The project required the pupils to design window treatments that invigorated and added interest and colour to the refectory, whilst still allowing in light.None of the refectory windows afforded a scenic view. The north-facing windows offered a view of grass and the south-facing windows a view of walls and more windows. I suggested that there may be architectural merit in leaving some clear glimpses and views of these historical features.
What materials were used?
We used 1220mm-wide, dyed transparent vinyl film. The vinyl film is sold in a selection of solid colours on a roll and is adhesive backed. It was cut into desired shapes and applied wet to the glass, and then fixed once dry. The nature of this material is that it can be layered or single layered. The pupils were asked to make test pieces to determine the best translation of a design.
Was there a theme for the project?
The theme for this project was ‘Oasis and Gardens: Food and Wonder’. The garden has long been a symbol of retreat and sustenance: the most respected gardeners being those with the ability to harness nature to produce food to consume, as well as creating places of pure wonder and delight. This reflects the context of the refectory as a place of food and sustenance and communal gathering. This project’s aim, therefore, was to bring more of the ‘wonder and delight’ to this space.
Were there any specific sources of inspiration?
Artists such as Henri Rousseau from the 19th century, Matisse from the 20th century and contemporary artists David Hockney and Angie Lewin provided inspiration so that the pupils could study and consider:
• Natural subject matter
• Colour and impact
• Composition and design.

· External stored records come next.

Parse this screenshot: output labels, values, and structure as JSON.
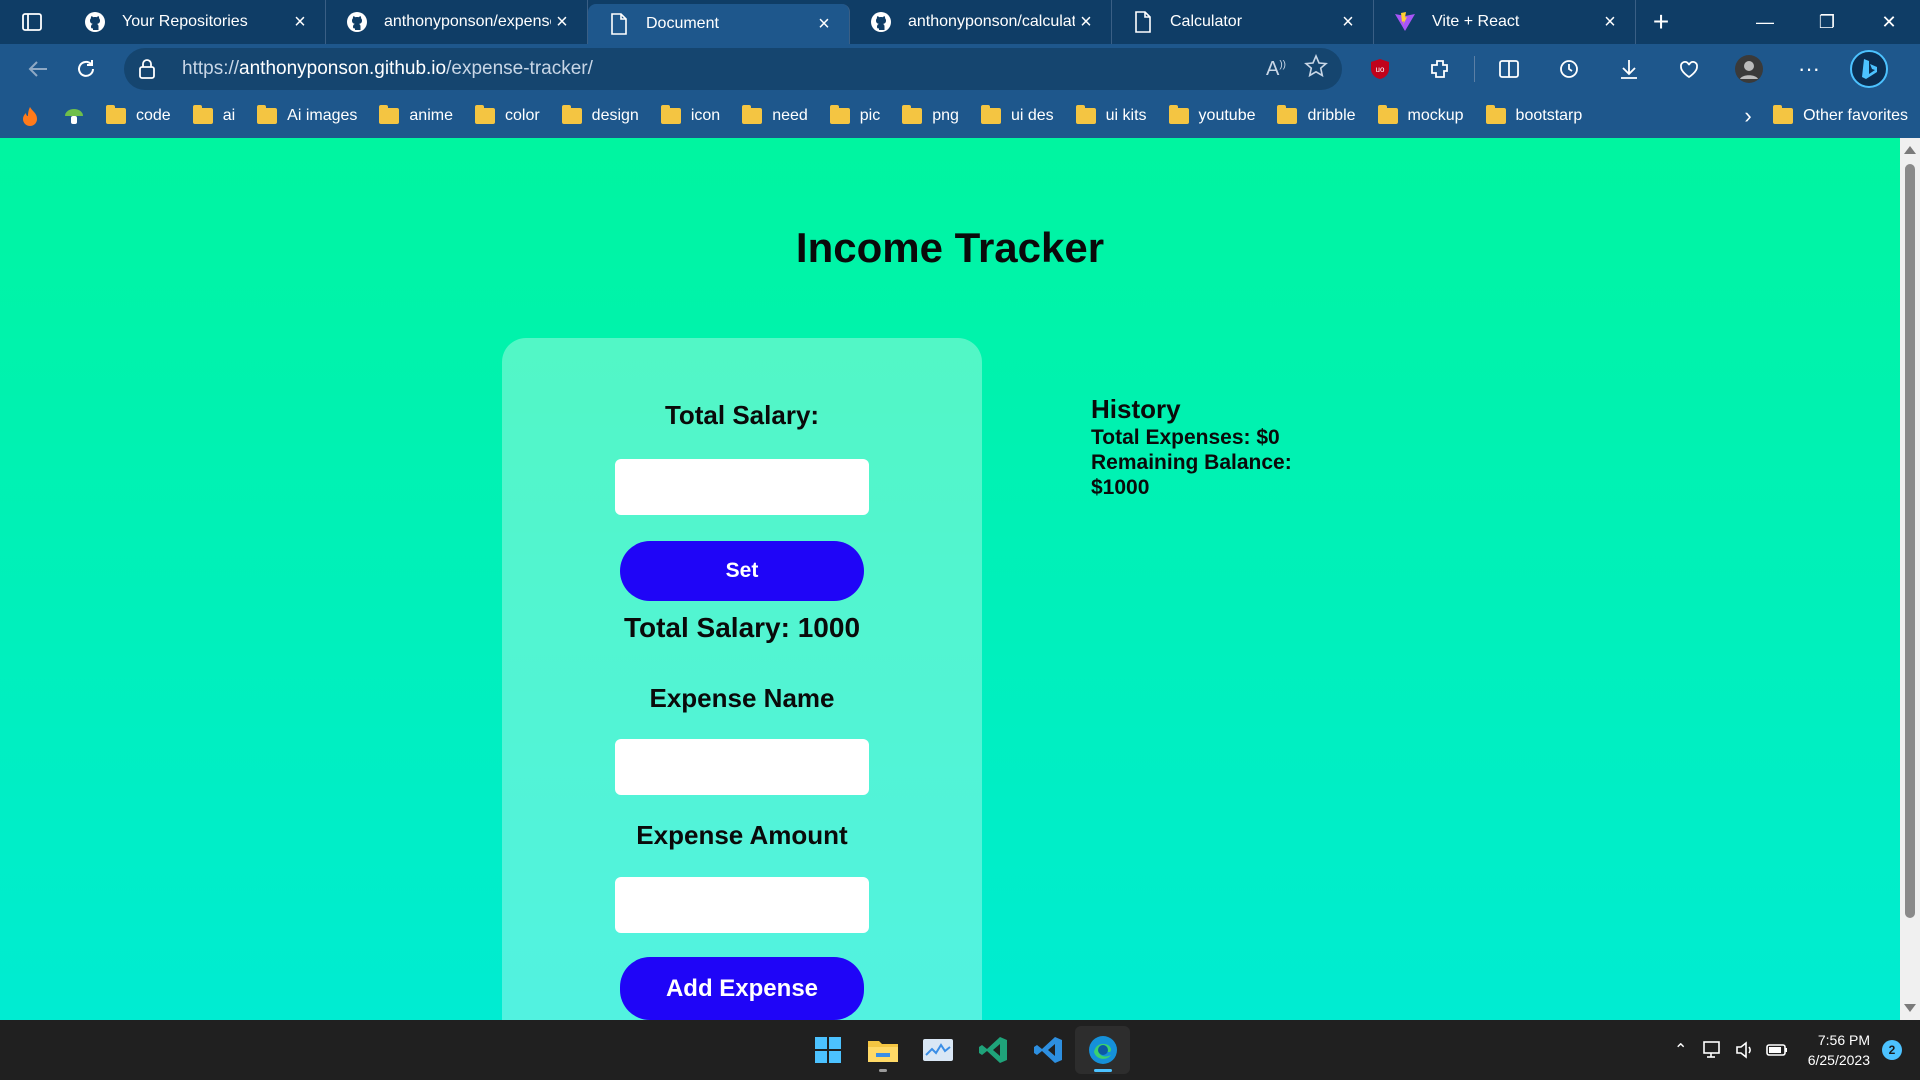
{
  "browser": {
    "tabs": [
      {
        "title": "Your Repositories",
        "icon": "github-icon",
        "active": false
      },
      {
        "title": "anthonyponson/expense",
        "icon": "github-icon",
        "active": false
      },
      {
        "title": "Document",
        "icon": "page-icon",
        "active": true
      },
      {
        "title": "anthonyponson/calculat",
        "icon": "github-icon",
        "active": false
      },
      {
        "title": "Calculator",
        "icon": "page-icon",
        "active": false
      },
      {
        "title": "Vite + React",
        "icon": "vite-icon",
        "active": false
      }
    ],
    "url_prefix": "https://",
    "url_host": "anthonyponson.github.io",
    "url_path": "/expense-tracker/",
    "bookmarks": [
      {
        "label": "code"
      },
      {
        "label": "ai"
      },
      {
        "label": "Ai images"
      },
      {
        "label": "anime"
      },
      {
        "label": "color"
      },
      {
        "label": "design"
      },
      {
        "label": "icon"
      },
      {
        "label": "need"
      },
      {
        "label": "pic"
      },
      {
        "label": "png"
      },
      {
        "label": "ui des"
      },
      {
        "label": "ui kits"
      },
      {
        "label": "youtube"
      },
      {
        "label": "dribble"
      },
      {
        "label": "mockup"
      },
      {
        "label": "bootstarp"
      }
    ],
    "other_favorites": "Other favorites",
    "colors": {
      "titlebar": "#0f3d66",
      "toolbar": "#1e578c",
      "folder": "#f4c542"
    }
  },
  "page": {
    "title": "Income Tracker",
    "salary_label": "Total Salary:",
    "salary_input_value": "",
    "set_button": "Set",
    "total_salary_display": "Total Salary: 1000",
    "expense_name_label": "Expense Name",
    "expense_name_value": "",
    "expense_amount_label": "Expense Amount",
    "expense_amount_value": "",
    "add_button": "Add Expense",
    "history": {
      "title": "History",
      "total_expenses": "Total Expenses: $0",
      "remaining_label": "Remaining Balance:",
      "remaining_value": "$1000"
    },
    "colors": {
      "button": "#1f05f7",
      "bg_top": "#00f5a0",
      "bg_bottom": "#00ecd2"
    }
  },
  "taskbar": {
    "apps": [
      "windows-start-icon",
      "file-explorer-icon",
      "task-manager-icon",
      "visual-studio-icon",
      "vscode-icon",
      "edge-icon"
    ],
    "time": "7:56 PM",
    "date": "6/25/2023",
    "notification_count": "2"
  }
}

Tell us more about the concept development process?
To help them think about the brief, pupils used Pinterest to source inspirational artists. They were shown how to create a mind map (visual diagram) in their sketchbooks, linking related items together with arrows or lines and asked to investigate and show evidence of thinking about:
• What questions could be asked of the brief?
• What they had observed in the refectory?
• Whether there were any other considerations?
• Which artist they were going to be inspired by?
And so it was that the refectory windows became visual works of art – particularly in their element when the sun shines. The entire Year Group came together in a collaborative project, with each class assigned either the north or south windows.
“Not only did it provide the opportunity for the pupils to participate in a ‘live project to intervene in the built environment’, but they learnt lessons about teamwork, the pros and cons of collaboration, the difficulties of translating ideas into reality. They all participated in lively debate when evaluating the finished scheme,” said Mrs Dell.
Now, with her maternity cover at Worth completed, Mrs Dell is about to start on a PGCE at Goldsmiths, University of London.